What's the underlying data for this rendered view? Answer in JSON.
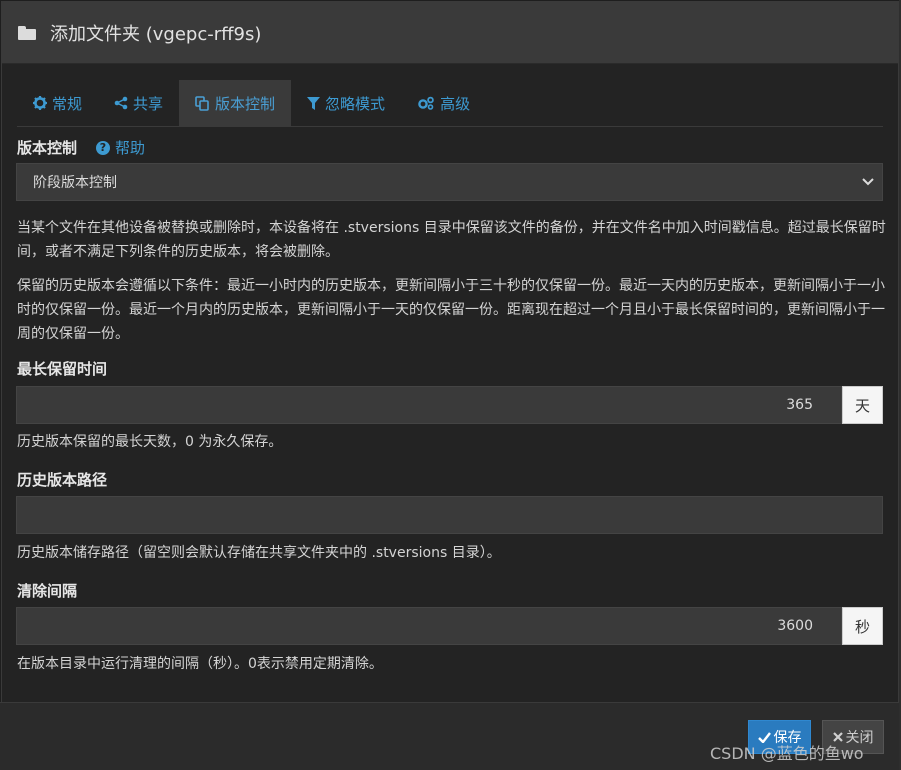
{
  "dialog": {
    "title": "添加文件夹 (vgepc-rff9s)"
  },
  "tabs": [
    {
      "label": "常规",
      "icon": "gear-icon",
      "active": false
    },
    {
      "label": "共享",
      "icon": "share-icon",
      "active": false
    },
    {
      "label": "版本控制",
      "icon": "copy-icon",
      "active": true
    },
    {
      "label": "忽略模式",
      "icon": "filter-icon",
      "active": false
    },
    {
      "label": "高级",
      "icon": "gears-icon",
      "active": false
    }
  ],
  "versioning": {
    "label": "版本控制",
    "help": "帮助",
    "selected": "阶段版本控制",
    "desc1": "当某个文件在其他设备被替换或删除时，本设备将在 .stversions 目录中保留该文件的备份，并在文件名中加入时间戳信息。超过最长保留时间，或者不满足下列条件的历史版本，将会被删除。",
    "desc2": "保留的历史版本会遵循以下条件：最近一小时内的历史版本，更新间隔小于三十秒的仅保留一份。最近一天内的历史版本，更新间隔小于一小时的仅保留一份。最近一个月内的历史版本，更新间隔小于一天的仅保留一份。距离现在超过一个月且小于最长保留时间的，更新间隔小于一周的仅保留一份。"
  },
  "max_age": {
    "label": "最长保留时间",
    "value": "365",
    "unit": "天",
    "help": "历史版本保留的最长天数，0 为永久保存。"
  },
  "versions_path": {
    "label": "历史版本路径",
    "value": "",
    "help": "历史版本储存路径（留空则会默认存储在共享文件夹中的 .stversions 目录）。"
  },
  "cleanup": {
    "label": "清除间隔",
    "value": "3600",
    "unit": "秒",
    "help": "在版本目录中运行清理的间隔（秒）。0表示禁用定期清除。"
  },
  "footer": {
    "save": "保存",
    "close": "关闭"
  },
  "watermark": "CSDN @蓝色的鱼wo",
  "colors": {
    "accent": "#3d9ad1",
    "header_bg": "#3a3a3a",
    "save_bg": "#2a7bbf"
  }
}
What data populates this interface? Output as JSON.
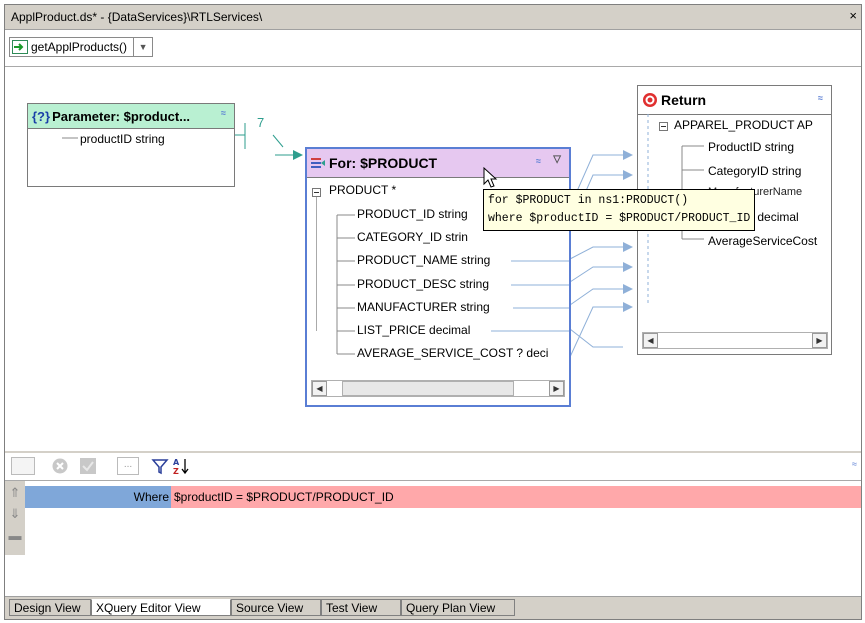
{
  "window": {
    "title": "ApplProduct.ds* - {DataServices}\\RTLServices\\",
    "close_label": "×"
  },
  "toolbar": {
    "function_name": "getApplProducts()"
  },
  "parameter_box": {
    "title": "Parameter: $product...",
    "icon_text": "{?}",
    "row": "productID  string",
    "connector_label": "7"
  },
  "for_box": {
    "title": "For: $PRODUCT",
    "root": "PRODUCT *",
    "rows": [
      "PRODUCT_ID  string",
      "CATEGORY_ID  strin",
      "PRODUCT_NAME  string",
      "PRODUCT_DESC  string",
      "MANUFACTURER  string",
      "LIST_PRICE  decimal",
      "AVERAGE_SERVICE_COST ?  deci"
    ]
  },
  "return_box": {
    "title": "Return",
    "root": "APPAREL_PRODUCT  AP",
    "rows": [
      "ProductID  string",
      "CategoryID  string",
      "ManufacturerName",
      "ListPrice  decimal",
      "AverageServiceCost"
    ]
  },
  "tooltip": {
    "line1": "for $PRODUCT in ns1:PRODUCT()",
    "line2": "where $productID = $PRODUCT/PRODUCT_ID"
  },
  "bottom_toolbar": {
    "ellipsis": "..."
  },
  "where_clause": {
    "label": "Where",
    "expression": "$productID = $PRODUCT/PRODUCT_ID"
  },
  "tabs": [
    "Design View",
    "XQuery Editor View",
    "Source View",
    "Test View",
    "Query Plan View"
  ],
  "colors": {
    "parameter_header": "#b9f0d2",
    "for_header": "#e6c8f0",
    "for_border": "#5a7ed4",
    "where_label_bg": "#7fa7d9",
    "where_expr_bg": "#ffa8aa",
    "tooltip_bg": "#ffffe1",
    "connector": "#8fb0d8"
  }
}
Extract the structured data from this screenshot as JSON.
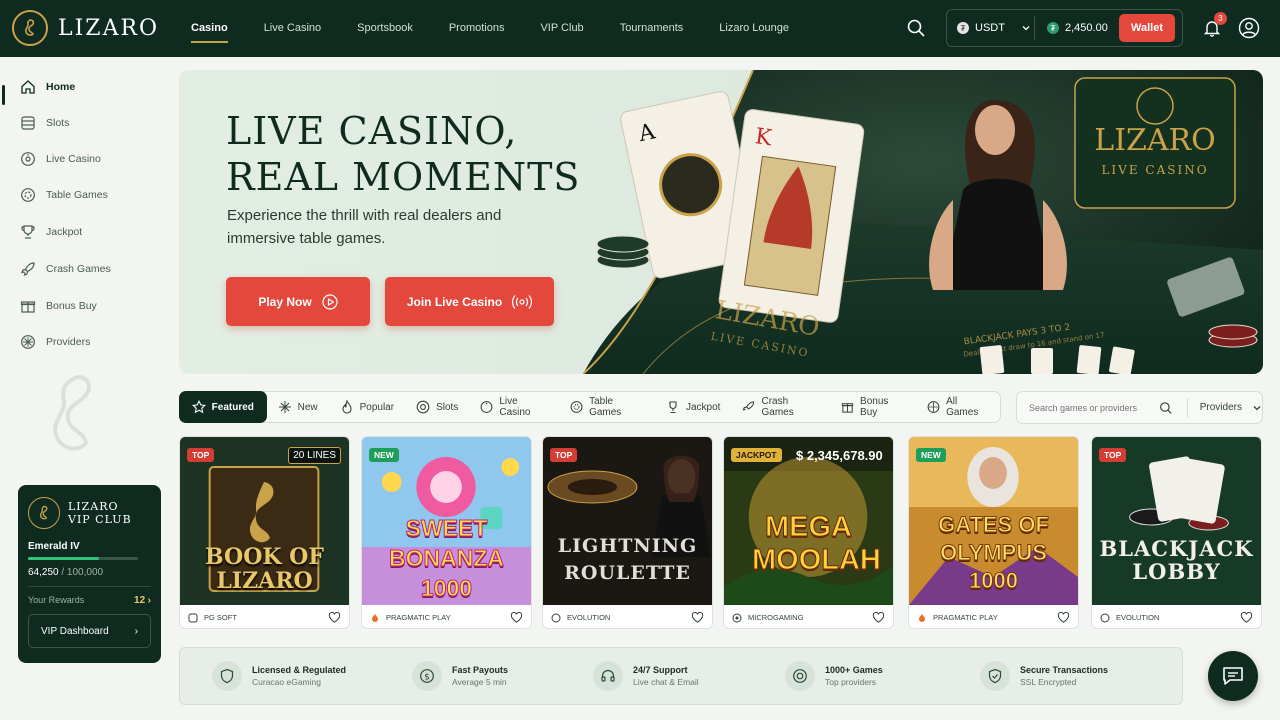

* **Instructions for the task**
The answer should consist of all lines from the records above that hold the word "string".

* **Output of the exercise**
    "row": "productID  string",
      "PRODUCT_ID  string",
      "PRODUCT_NAME  string",
      "PRODUCT_DESC  string",
      "MANUFACTURER  string",
      "ProductID  string",
      "CategoryID  string",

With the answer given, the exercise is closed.